App and web page records:
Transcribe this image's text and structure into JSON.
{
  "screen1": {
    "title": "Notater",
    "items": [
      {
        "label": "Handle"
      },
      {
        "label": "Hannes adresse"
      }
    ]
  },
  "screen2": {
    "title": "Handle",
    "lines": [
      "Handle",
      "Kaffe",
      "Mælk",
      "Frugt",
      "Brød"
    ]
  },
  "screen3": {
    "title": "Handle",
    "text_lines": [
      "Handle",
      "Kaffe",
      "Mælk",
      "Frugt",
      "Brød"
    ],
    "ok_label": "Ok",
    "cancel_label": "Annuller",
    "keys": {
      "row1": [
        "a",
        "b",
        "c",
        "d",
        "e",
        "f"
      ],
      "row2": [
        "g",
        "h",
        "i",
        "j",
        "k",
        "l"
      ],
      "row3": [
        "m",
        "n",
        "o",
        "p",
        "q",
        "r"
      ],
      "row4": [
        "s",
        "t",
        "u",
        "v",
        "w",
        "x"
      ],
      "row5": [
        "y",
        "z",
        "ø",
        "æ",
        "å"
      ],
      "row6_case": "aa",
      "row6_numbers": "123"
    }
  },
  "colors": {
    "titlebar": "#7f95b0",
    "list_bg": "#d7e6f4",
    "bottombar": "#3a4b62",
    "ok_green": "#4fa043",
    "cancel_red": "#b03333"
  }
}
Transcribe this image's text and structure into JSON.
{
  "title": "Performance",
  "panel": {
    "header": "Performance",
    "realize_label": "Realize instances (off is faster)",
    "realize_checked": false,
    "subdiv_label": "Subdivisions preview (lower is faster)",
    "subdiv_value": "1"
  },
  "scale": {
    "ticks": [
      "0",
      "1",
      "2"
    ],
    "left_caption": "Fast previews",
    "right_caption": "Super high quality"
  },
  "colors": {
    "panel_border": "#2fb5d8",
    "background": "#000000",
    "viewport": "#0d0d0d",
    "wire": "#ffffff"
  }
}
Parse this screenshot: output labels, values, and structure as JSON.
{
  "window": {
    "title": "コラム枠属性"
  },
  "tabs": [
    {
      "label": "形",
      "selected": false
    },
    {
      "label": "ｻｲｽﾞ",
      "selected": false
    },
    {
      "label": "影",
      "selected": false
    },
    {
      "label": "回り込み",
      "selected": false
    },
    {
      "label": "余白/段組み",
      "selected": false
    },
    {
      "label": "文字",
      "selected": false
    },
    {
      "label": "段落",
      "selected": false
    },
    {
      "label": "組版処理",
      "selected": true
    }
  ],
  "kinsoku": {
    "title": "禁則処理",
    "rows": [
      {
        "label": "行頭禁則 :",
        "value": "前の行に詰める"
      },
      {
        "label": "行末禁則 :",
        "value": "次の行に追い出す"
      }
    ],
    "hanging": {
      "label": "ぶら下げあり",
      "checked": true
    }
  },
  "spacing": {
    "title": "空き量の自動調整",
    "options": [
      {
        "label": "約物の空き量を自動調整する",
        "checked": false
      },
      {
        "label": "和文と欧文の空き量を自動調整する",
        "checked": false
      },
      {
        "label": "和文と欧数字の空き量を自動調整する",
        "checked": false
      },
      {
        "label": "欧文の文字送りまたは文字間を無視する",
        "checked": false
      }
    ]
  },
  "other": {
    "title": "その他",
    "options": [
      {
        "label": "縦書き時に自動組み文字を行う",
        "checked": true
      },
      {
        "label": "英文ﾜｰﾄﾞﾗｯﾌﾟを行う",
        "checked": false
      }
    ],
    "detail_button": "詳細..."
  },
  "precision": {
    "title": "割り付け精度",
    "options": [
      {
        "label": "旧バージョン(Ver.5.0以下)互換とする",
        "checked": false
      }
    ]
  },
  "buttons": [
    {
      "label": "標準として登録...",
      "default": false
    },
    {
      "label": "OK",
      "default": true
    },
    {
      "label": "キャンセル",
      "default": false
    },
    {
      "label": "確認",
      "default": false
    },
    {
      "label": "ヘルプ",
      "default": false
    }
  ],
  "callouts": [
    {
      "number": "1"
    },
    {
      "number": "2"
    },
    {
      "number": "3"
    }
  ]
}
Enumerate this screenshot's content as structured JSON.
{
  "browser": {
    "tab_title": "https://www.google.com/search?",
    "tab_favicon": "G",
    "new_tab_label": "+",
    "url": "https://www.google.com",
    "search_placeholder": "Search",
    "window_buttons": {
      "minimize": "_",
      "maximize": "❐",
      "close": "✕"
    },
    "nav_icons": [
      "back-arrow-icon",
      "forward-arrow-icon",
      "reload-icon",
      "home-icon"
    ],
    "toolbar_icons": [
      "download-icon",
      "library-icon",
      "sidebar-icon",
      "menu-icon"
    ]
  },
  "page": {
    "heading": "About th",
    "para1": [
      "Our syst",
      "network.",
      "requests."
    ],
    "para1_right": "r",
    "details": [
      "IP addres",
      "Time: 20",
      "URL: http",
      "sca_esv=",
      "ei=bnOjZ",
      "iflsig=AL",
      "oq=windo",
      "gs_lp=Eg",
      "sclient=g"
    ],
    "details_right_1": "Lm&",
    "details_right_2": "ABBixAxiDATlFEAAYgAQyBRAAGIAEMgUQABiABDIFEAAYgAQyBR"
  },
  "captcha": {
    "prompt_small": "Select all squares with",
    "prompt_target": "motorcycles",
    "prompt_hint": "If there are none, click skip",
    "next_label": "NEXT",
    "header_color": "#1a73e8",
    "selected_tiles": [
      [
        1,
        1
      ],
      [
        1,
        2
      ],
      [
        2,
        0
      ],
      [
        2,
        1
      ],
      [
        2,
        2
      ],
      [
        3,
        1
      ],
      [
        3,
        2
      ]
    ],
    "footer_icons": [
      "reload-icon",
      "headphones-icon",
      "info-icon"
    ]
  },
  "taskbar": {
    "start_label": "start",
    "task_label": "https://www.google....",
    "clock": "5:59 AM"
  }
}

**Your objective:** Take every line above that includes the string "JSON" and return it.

**Answer section:**
Transcribe this image's text and structure into JSON.
Transcribe this image's text and structure into JSON.
Parse this screenshot: output labels, values, and structure as JSON.
Enumerate this screenshot's content as structured JSON.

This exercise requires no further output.